This is a traditional West African snack that can also be served as a vegetable. The idea of frying plantains has crossed the Atlantic and the practice can be found in virtually all parts of the Caribbean. Methods differ slightly. In Spanish-speaking islands the plantains are sometimes flattened and fried and called tostones, while in Haiti they are known as banana pes and usually accompany griots de porc. They are sprinkled with sugar and served as dessert in Guadeloupe and are the traditional accompaniment to Cuba’s picadillo. In still other islands they are fried crisp and eaten as snacks or hors d’oeuvres. This is a basic recipe that individual cooks can adapt to their own methods.


3 large ripe plantains*

oil for frying


* Plantains have black skins when ripe.


Peel and slice the plantains. Depending on the desired result, the plantains can be sliced into thin rounds, cut into coarse dice, or cut lengthwise in strips. While the plantains are being cut up, heat the oil to 350 - 375F in a heavy skillet. When the oil is hot, add the plantain pieces a few at a time. Cook until the edges are brown and crispy. Turn and cook on the other side. Remove and drain on absorbent paper. Cook the remainder of the plantains in the same manner. Serve warm. Depending on whether you wish your plantains to be  snack, an accompaniment to vegetables, or a dessert, you may sprinkle them with salt, chile powder, or powdered sugar.


Serves 6.


country : Benin

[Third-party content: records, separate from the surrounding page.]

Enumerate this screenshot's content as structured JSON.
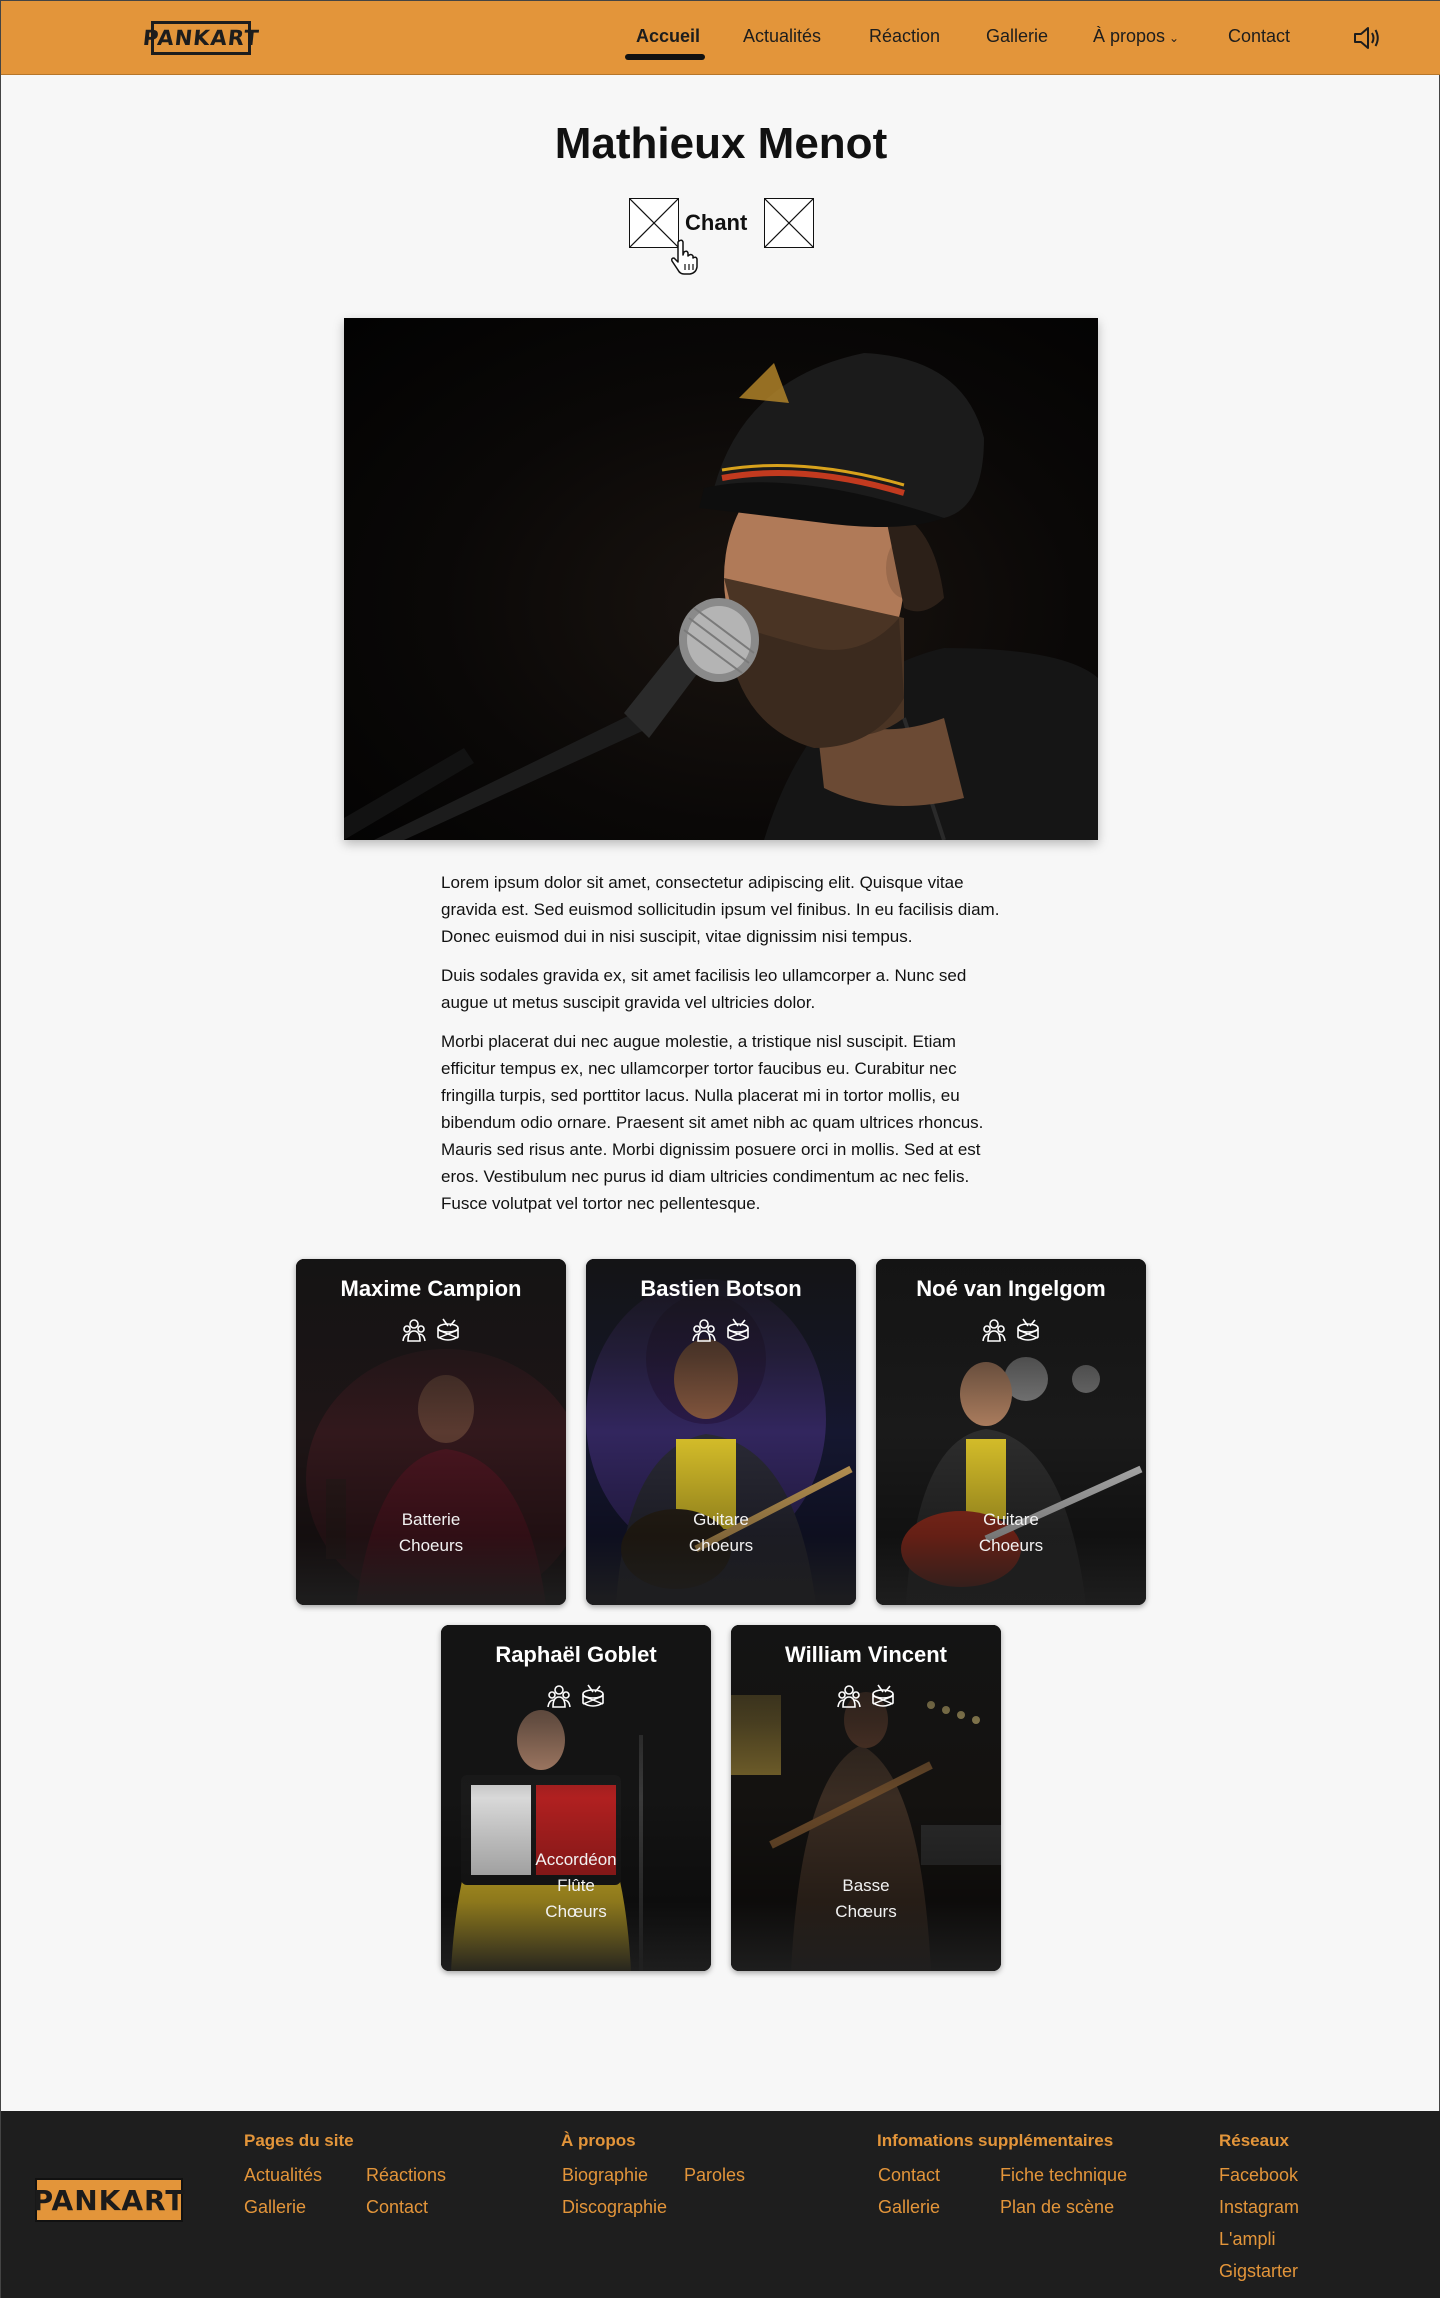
{
  "brand": {
    "logo_text": "PANKART"
  },
  "nav": {
    "items": [
      "Accueil",
      "Actualités",
      "Réaction",
      "Gallerie",
      "À propos",
      "Contact"
    ],
    "active": "Accueil",
    "sound_icon": "speaker-icon"
  },
  "page": {
    "title": "Mathieux Menot",
    "role": "Chant"
  },
  "bio": {
    "paragraphs": [
      "Lorem ipsum dolor sit amet, consectetur adipiscing elit. Quisque vitae gravida est. Sed euismod sollicitudin ipsum vel finibus. In eu facilisis diam. Donec euismod dui in nisi suscipit, vitae dignissim nisi tempus.",
      "Duis sodales gravida ex, sit amet facilisis leo ullamcorper a. Nunc sed augue ut metus suscipit gravida vel ultricies dolor.",
      "Morbi placerat dui nec augue molestie, a tristique nisl suscipit. Etiam efficitur tempus ex, nec ullamcorper tortor faucibus eu. Curabitur nec fringilla turpis, sed porttitor lacus. Nulla placerat mi in tortor mollis, eu bibendum odio ornare. Praesent sit amet nibh ac quam ultrices rhoncus. Mauris sed risus ante. Morbi dignissim posuere orci in mollis. Sed at est eros. Vestibulum nec purus id diam ultricies condimentum ac nec felis. Fusce volutpat vel tortor nec pellentesque."
    ]
  },
  "members": [
    {
      "name": "Maxime Campion",
      "roles": [
        "Batterie",
        "Choeurs"
      ]
    },
    {
      "name": "Bastien Botson",
      "roles": [
        "Guitare",
        "Choeurs"
      ]
    },
    {
      "name": "Noé van Ingelgom",
      "roles": [
        "Guitare",
        "Choeurs"
      ]
    },
    {
      "name": "Raphaël Goblet",
      "roles": [
        "Accordéon",
        "Flûte",
        "Chœurs"
      ]
    },
    {
      "name": "William Vincent",
      "roles": [
        "Basse",
        "Chœurs"
      ]
    }
  ],
  "footer": {
    "logo_text": "PANKART",
    "pages": {
      "heading": "Pages du site",
      "links": [
        "Actualités",
        "Réactions",
        "Gallerie",
        "Contact"
      ]
    },
    "about": {
      "heading": "À propos",
      "links": [
        "Biographie",
        "Paroles",
        "Discographie"
      ]
    },
    "info": {
      "heading": "Infomations supplémentaires",
      "links": [
        "Contact",
        "Fiche technique",
        "Gallerie",
        "Plan de scène"
      ]
    },
    "social": {
      "heading": "Réseaux",
      "links": [
        "Facebook",
        "Instagram",
        "L'ampli",
        "Gigstarter"
      ]
    }
  },
  "colors": {
    "accent": "#e3953a",
    "footer_bg": "#1e1e1e",
    "page_bg": "#f7f7f7"
  }
}
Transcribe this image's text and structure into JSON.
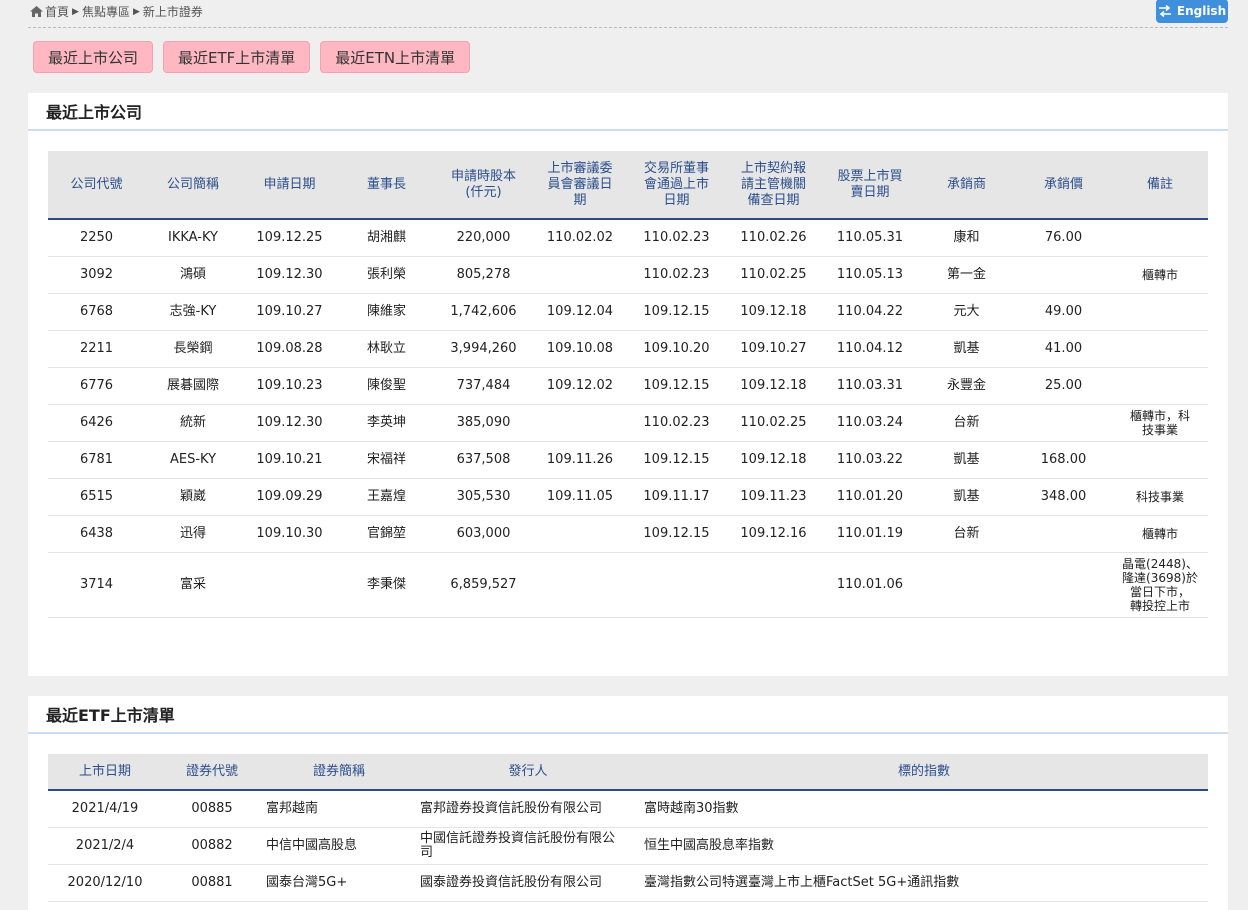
{
  "breadcrumb": [
    "首頁",
    "焦點專區",
    "新上市證券"
  ],
  "lang_button": "English",
  "tabs": [
    "最近上市公司",
    "最近ETF上市清單",
    "最近ETN上市清單"
  ],
  "listed": {
    "title": "最近上市公司",
    "headers": [
      "公司代號",
      "公司簡稱",
      "申請日期",
      "董事長",
      "申請時股本\n(仟元)",
      "上市審議委\n員會審議日\n期",
      "交易所董事\n會通過上市\n日期",
      "上市契約報\n請主管機關\n備查日期",
      "股票上市買\n賣日期",
      "承銷商",
      "承銷價",
      "備註"
    ],
    "rows": [
      [
        "2250",
        "IKKA-KY",
        "109.12.25",
        "胡湘麒",
        "220,000",
        "110.02.02",
        "110.02.23",
        "110.02.26",
        "110.05.31",
        "康和",
        "76.00",
        ""
      ],
      [
        "3092",
        "鴻碩",
        "109.12.30",
        "張利榮",
        "805,278",
        "",
        "110.02.23",
        "110.02.25",
        "110.05.13",
        "第一金",
        "",
        "櫃轉市"
      ],
      [
        "6768",
        "志強-KY",
        "109.10.27",
        "陳維家",
        "1,742,606",
        "109.12.04",
        "109.12.15",
        "109.12.18",
        "110.04.22",
        "元大",
        "49.00",
        ""
      ],
      [
        "2211",
        "長榮鋼",
        "109.08.28",
        "林耿立",
        "3,994,260",
        "109.10.08",
        "109.10.20",
        "109.10.27",
        "110.04.12",
        "凱基",
        "41.00",
        ""
      ],
      [
        "6776",
        "展碁國際",
        "109.10.23",
        "陳俊聖",
        "737,484",
        "109.12.02",
        "109.12.15",
        "109.12.18",
        "110.03.31",
        "永豐金",
        "25.00",
        ""
      ],
      [
        "6426",
        "統新",
        "109.12.30",
        "李英坤",
        "385,090",
        "",
        "110.02.23",
        "110.02.25",
        "110.03.24",
        "台新",
        "",
        "櫃轉市，科\n技事業"
      ],
      [
        "6781",
        "AES-KY",
        "109.10.21",
        "宋福祥",
        "637,508",
        "109.11.26",
        "109.12.15",
        "109.12.18",
        "110.03.22",
        "凱基",
        "168.00",
        ""
      ],
      [
        "6515",
        "穎崴",
        "109.09.29",
        "王嘉煌",
        "305,530",
        "109.11.05",
        "109.11.17",
        "109.11.23",
        "110.01.20",
        "凱基",
        "348.00",
        "科技事業"
      ],
      [
        "6438",
        "迅得",
        "109.10.30",
        "官錦堃",
        "603,000",
        "",
        "109.12.15",
        "109.12.16",
        "110.01.19",
        "台新",
        "",
        "櫃轉市"
      ],
      [
        "3714",
        "富采",
        "",
        "李秉傑",
        "6,859,527",
        "",
        "",
        "",
        "110.01.06",
        "",
        "",
        "晶電(2448)、\n隆達(3698)於\n當日下市，\n轉投控上市"
      ]
    ]
  },
  "etf": {
    "title": "最近ETF上市清單",
    "headers": [
      "上市日期",
      "證券代號",
      "證券簡稱",
      "發行人",
      "標的指數"
    ],
    "rows": [
      [
        "2021/4/19",
        "00885",
        "富邦越南",
        "富邦證券投資信託股份有限公司",
        "富時越南30指數"
      ],
      [
        "2021/2/4",
        "00882",
        "中信中國高股息",
        "中國信託證券投資信託股份有限公\n司",
        "恒生中國高股息率指數"
      ],
      [
        "2020/12/10",
        "00881",
        "國泰台灣5G+",
        "國泰證券投資信託股份有限公司",
        "臺灣指數公司特選臺灣上市上櫃FactSet 5G+通訊指數"
      ]
    ]
  }
}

course : vegetable dish


source : Iron Pots and Wooden Spoons : Africa’s Gifts to New World Cooking / Jessica B. Harris